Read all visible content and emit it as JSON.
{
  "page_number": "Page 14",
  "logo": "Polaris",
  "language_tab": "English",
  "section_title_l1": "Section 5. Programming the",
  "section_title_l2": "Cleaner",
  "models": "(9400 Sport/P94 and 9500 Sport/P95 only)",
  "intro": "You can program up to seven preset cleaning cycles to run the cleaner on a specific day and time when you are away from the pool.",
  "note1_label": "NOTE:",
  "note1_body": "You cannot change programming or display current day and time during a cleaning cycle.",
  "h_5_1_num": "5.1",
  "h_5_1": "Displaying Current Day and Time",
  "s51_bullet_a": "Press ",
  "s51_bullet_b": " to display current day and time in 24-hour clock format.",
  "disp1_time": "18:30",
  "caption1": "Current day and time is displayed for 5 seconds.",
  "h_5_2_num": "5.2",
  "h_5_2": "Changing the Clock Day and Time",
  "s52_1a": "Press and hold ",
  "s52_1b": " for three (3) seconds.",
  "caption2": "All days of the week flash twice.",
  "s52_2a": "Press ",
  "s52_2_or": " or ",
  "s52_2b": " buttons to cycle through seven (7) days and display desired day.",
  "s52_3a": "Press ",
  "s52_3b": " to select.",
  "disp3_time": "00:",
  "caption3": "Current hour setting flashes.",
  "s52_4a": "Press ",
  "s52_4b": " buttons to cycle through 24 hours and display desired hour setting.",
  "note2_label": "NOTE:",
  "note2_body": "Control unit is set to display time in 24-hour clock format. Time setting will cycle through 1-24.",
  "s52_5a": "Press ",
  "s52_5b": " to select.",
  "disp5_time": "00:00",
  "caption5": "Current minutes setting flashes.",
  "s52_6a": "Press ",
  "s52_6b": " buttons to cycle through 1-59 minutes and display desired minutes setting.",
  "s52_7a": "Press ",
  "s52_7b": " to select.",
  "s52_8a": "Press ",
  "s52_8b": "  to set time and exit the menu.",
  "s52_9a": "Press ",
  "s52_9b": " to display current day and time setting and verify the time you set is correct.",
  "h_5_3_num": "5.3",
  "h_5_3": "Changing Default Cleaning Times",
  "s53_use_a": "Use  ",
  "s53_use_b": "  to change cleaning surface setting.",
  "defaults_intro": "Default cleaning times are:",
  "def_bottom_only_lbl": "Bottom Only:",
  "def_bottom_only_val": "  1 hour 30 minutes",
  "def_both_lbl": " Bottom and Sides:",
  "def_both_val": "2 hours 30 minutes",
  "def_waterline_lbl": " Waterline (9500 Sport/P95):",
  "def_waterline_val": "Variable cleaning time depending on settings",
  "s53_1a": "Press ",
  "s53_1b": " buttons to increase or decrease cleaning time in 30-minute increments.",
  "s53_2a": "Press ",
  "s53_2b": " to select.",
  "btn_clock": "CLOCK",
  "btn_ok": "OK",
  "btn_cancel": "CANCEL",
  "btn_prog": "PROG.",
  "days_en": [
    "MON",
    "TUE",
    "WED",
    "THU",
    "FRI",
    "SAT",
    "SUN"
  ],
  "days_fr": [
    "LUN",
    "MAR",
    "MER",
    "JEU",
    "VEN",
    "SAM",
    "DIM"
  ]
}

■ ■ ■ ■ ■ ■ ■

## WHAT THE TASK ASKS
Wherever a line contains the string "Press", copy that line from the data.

## RESPONSE
  "s51_bullet_a": "Press ",
  "s52_1a": "Press and hold ",
  "s52_2a": "Press ",
  "s52_3a": "Press ",
  "s52_4a": "Press ",
  "s52_5a": "Press ",
  "s52_6a": "Press ",
  "s52_7a": "Press ",
  "s52_8a": "Press ",
  "s52_9a": "Press ",
  "s53_1a": "Press ",
  "s53_2a": "Press ",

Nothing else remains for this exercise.